• Items from an interface collection
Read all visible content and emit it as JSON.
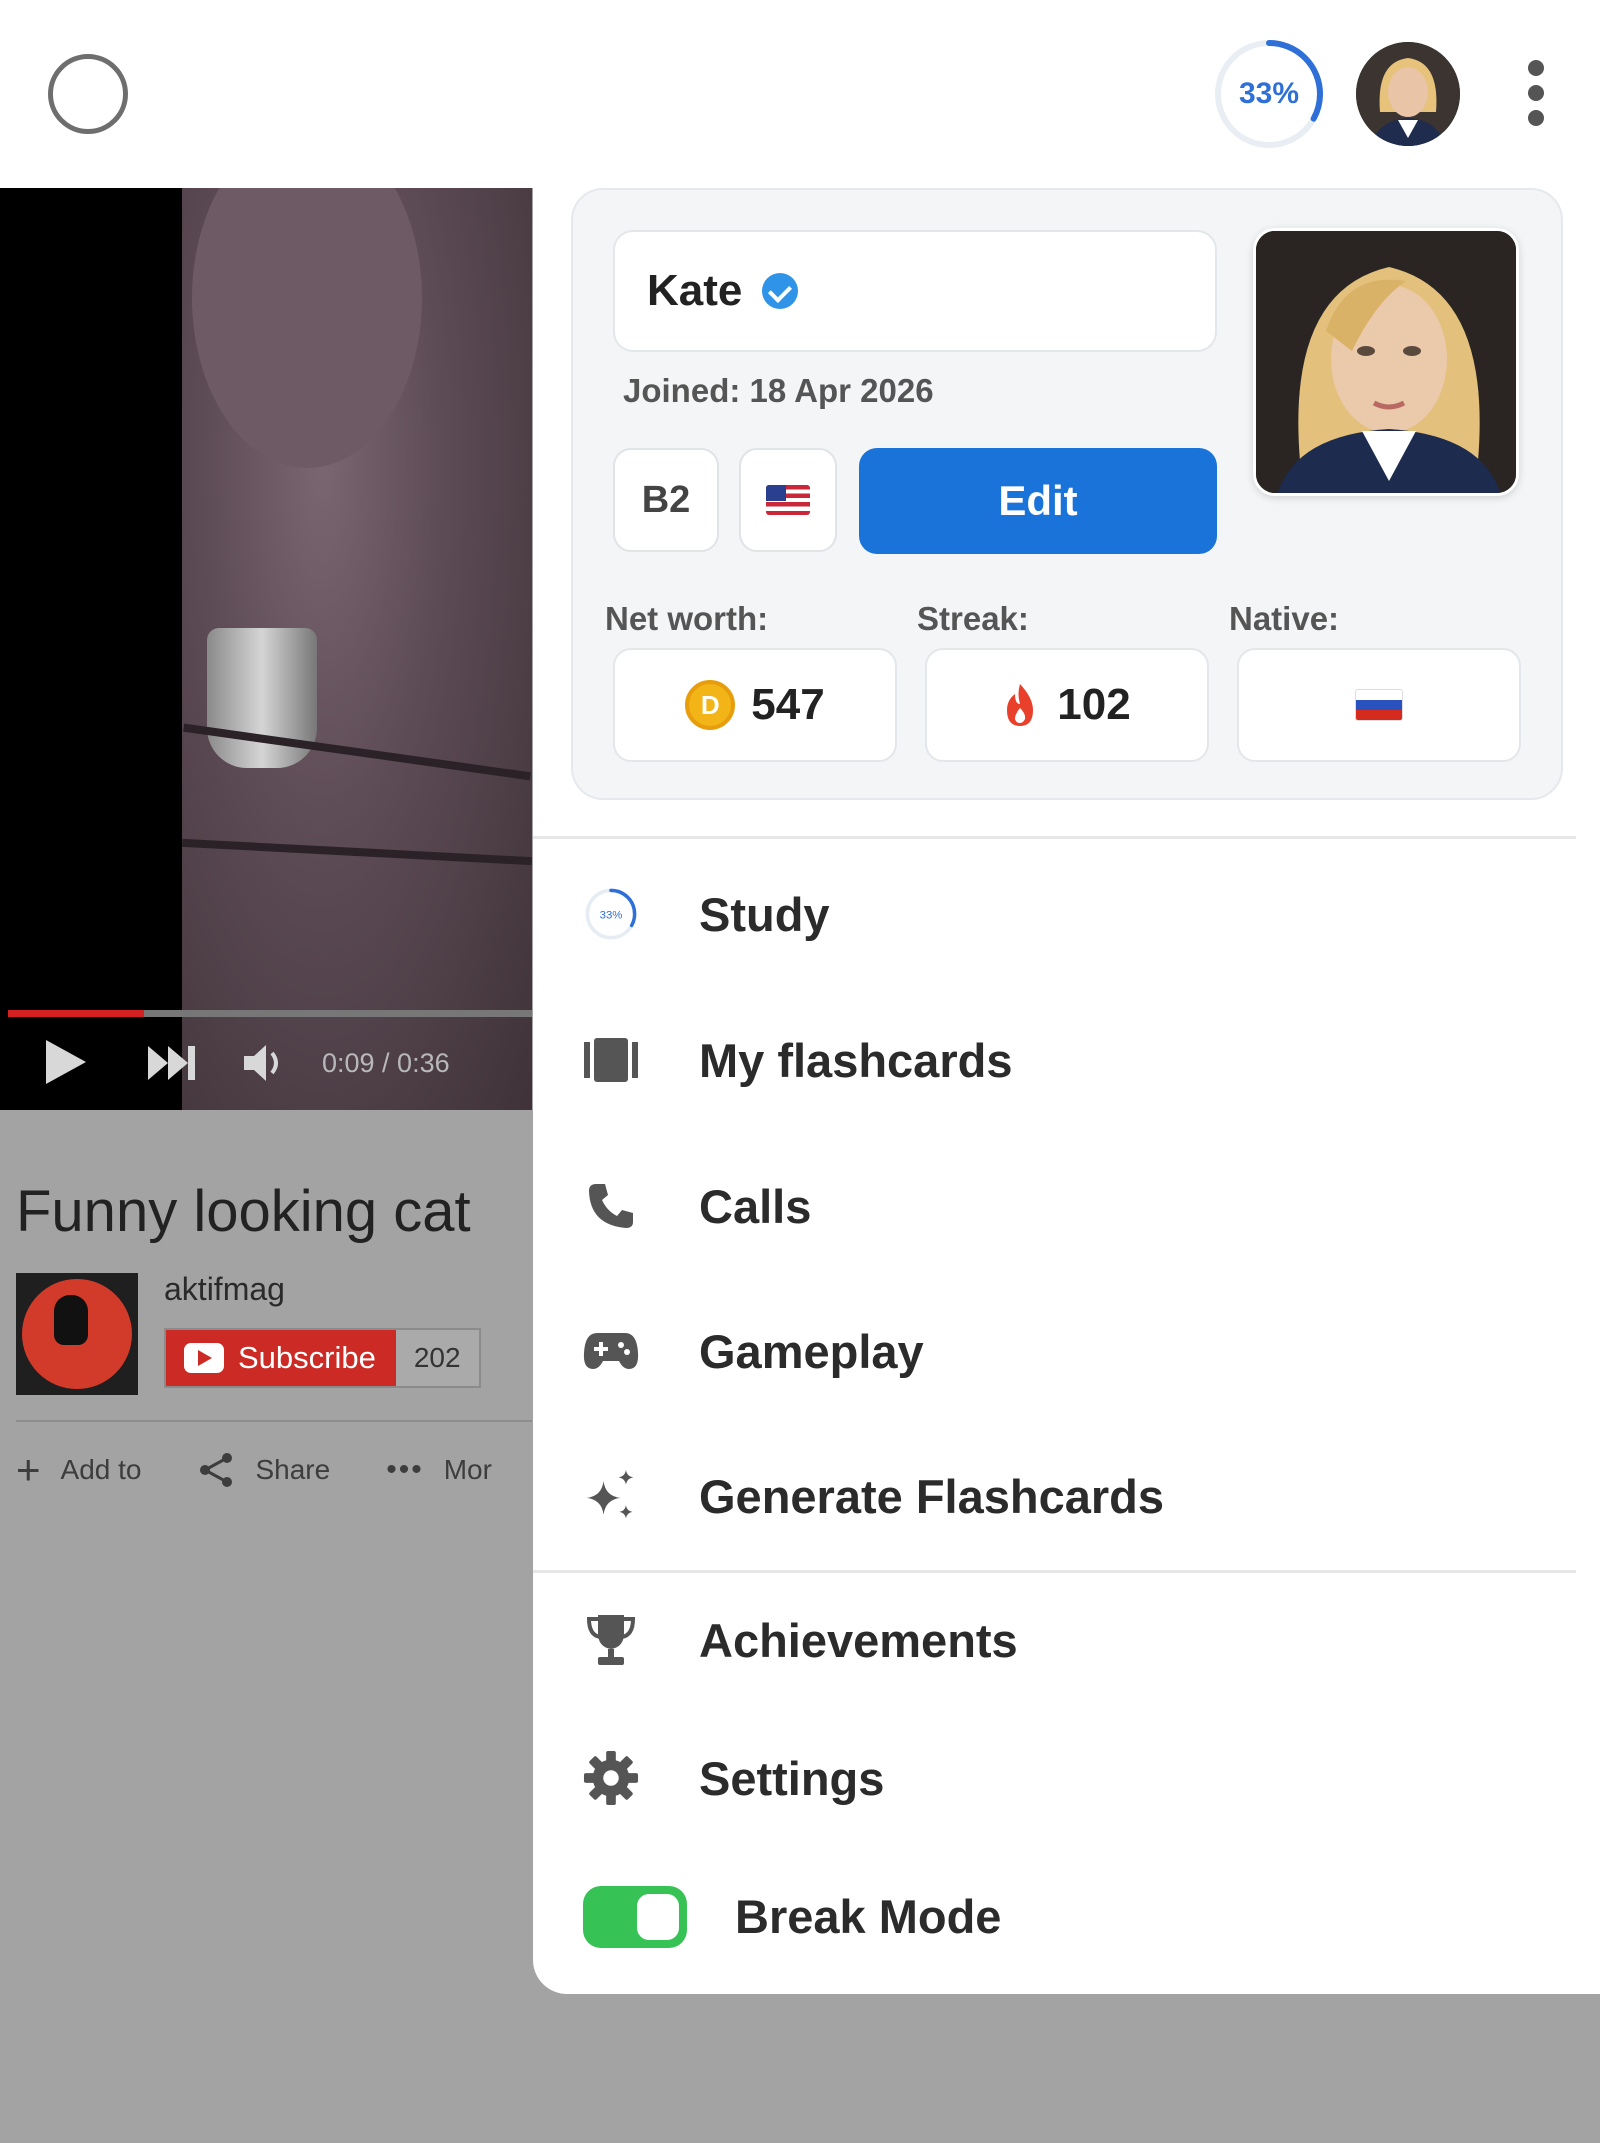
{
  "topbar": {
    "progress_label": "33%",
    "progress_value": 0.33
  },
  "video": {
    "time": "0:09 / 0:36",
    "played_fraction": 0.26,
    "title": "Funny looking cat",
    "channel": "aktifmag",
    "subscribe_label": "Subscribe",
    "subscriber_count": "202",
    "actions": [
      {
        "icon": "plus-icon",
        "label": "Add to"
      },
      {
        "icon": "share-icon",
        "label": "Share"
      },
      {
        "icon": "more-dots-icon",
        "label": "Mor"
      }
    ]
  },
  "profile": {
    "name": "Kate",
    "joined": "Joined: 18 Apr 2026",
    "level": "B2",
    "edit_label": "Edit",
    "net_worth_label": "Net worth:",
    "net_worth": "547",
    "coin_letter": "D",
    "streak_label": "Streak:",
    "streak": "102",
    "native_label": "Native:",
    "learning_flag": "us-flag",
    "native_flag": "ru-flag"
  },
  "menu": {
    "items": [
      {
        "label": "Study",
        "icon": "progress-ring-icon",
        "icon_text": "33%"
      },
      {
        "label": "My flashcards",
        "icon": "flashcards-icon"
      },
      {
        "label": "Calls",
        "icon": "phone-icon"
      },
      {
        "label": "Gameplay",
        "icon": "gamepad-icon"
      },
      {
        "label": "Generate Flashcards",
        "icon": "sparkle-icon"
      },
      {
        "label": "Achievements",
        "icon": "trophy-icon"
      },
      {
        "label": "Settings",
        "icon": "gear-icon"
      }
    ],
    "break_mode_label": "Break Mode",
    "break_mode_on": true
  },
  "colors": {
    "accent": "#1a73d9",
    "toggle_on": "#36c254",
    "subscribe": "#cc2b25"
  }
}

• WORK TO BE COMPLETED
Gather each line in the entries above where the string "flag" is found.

• EXPECTED ANSWER
    "learning_flag": "us-flag",
    "native_flag": "ru-flag"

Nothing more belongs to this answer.